High cost for Cormann's bid
Outgoing finance minister Mathias Cormann is flying around Europe on a private RAAF jet to bid for a new job at the OECD.
Mr Cormann has quit the Senate to run for election as president of the Organisation for Economic Co-operation and Development (OECD).
He is meeting with leaders across Europe as part of his campaign, flying on an RAAF plane at a cost to taxpayers of around $4,300 or every hour of flying.
The Prime Minister has defended his jet-setting sometimes-colleague, saying Mr Cormann needs his own plane because coronavirus is “running rampant” across Europe.
“There really wasn’t the practical option to use commercial flights in the time we had available because of COVID,” Scott Morrison told 2GB radio on Wednesday.
“If Mathias was flying around on commercial planes, he would have got COVID. The risk of that was extremely high.”
Mr Morrison says the money spent - set to be in the millions by the time the trip is over - is justified because Australia has never held a leadership role at the OECD; an organisation whose member countries collectively comprise about 62.2 per cent of global GDP.
Taxpayers are also funding a team of around 8 staff working 24/7 from the Department of Foreign Affairs and Trade (DFAT) to manage Mr Cormann’s globetrotting campaign, dubbed the ‘COVID Contiki’.
The government says it will not divulge the exact costs of Mr Cormann’s campaign, because it believes that knowing how much Australia is spending may erode some competitive edge against the 10 other candidates vying for the OECD position.
Mr Cormann has already met key players in Turkey, Denmark, Germany, Switzerland, Slovenia, Luxembourg, Belgium, Spain and Portugal over the last two weeks, and is planning to meet decision-makers in Austria, the Slovak Republic, Hungary, France, Chile, and Colombia in coming weeks.
Mr Cormann will be interviewed for the position of secretary-general by OECD member state ambassadors in France at the end of his trip.

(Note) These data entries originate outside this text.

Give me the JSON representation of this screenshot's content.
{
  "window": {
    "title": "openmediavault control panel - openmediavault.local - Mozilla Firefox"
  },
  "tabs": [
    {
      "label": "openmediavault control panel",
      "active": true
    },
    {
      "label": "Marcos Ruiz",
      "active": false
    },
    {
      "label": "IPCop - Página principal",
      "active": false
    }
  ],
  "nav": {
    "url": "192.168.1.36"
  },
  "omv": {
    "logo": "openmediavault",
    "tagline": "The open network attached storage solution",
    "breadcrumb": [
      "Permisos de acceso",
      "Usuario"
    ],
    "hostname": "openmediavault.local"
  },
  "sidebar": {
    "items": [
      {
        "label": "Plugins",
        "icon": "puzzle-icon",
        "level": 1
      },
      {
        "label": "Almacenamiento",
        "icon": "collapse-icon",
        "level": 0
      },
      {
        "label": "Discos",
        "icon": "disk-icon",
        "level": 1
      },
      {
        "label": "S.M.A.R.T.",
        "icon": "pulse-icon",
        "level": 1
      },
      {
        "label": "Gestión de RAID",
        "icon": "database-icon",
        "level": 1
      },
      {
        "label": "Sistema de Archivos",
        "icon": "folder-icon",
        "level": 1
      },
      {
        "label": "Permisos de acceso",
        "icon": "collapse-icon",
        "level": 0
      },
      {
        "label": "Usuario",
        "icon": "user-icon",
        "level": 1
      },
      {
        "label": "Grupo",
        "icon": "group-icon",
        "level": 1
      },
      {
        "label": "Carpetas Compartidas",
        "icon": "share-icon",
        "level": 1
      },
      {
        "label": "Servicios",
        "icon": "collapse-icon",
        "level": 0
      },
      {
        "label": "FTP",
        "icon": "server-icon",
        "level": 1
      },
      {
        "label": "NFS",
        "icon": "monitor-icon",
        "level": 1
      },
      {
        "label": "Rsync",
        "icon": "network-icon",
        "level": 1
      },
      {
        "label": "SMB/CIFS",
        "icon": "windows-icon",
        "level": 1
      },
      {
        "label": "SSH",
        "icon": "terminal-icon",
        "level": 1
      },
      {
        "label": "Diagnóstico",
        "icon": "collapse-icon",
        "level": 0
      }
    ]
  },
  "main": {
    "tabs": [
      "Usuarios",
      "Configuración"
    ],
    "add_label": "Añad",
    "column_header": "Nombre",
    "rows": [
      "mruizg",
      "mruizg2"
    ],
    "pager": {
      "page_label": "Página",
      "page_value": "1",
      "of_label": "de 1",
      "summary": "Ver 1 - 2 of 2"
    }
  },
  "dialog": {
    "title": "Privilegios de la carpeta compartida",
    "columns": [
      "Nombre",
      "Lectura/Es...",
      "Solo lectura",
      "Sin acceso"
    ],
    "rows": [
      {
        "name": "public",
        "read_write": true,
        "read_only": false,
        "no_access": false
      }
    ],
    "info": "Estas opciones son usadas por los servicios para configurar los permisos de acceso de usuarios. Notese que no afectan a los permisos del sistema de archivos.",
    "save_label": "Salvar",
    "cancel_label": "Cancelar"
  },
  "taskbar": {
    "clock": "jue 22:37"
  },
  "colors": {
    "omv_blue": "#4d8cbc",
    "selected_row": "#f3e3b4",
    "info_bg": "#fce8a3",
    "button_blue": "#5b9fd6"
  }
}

He may be relying on short memories or forgiving attitudes among some of his European counterparts, who have been frustrated in the past by Australia’s refusal to engage in carbon markets or undertake meaningful emissions reductions.
The OECD’s membership is dominated by European countries with more ambitious emissions reduction commitments than Australia.
But still, Mr Cormann has sent out a “vision statement” for the position, which has been obtained by reporters, in which he says “effective global action on climate change is a must and we must get to zero net emissions as soon as possible”.
“Climate policy responses will increasingly need to factor into long-term planning,” Mr Cormann says.
Australian Greens leader, Adam Bandt, has also written to each nation voting in the OECD process, warning them that appointing Mr Cormann as secretary general would be “a blow to tackling climate change”.
Labor supports Mr Cormann’s nomination. However, Labor Senate leader Penny Wong says that if the former finance minister is ultimately rejected by selectors; “I would venture this view, which is that the fact that Scott Morrison has been so isolated on climate, refused to be part of the solution, simply continues to be part of the problem – that would be a big reason why.”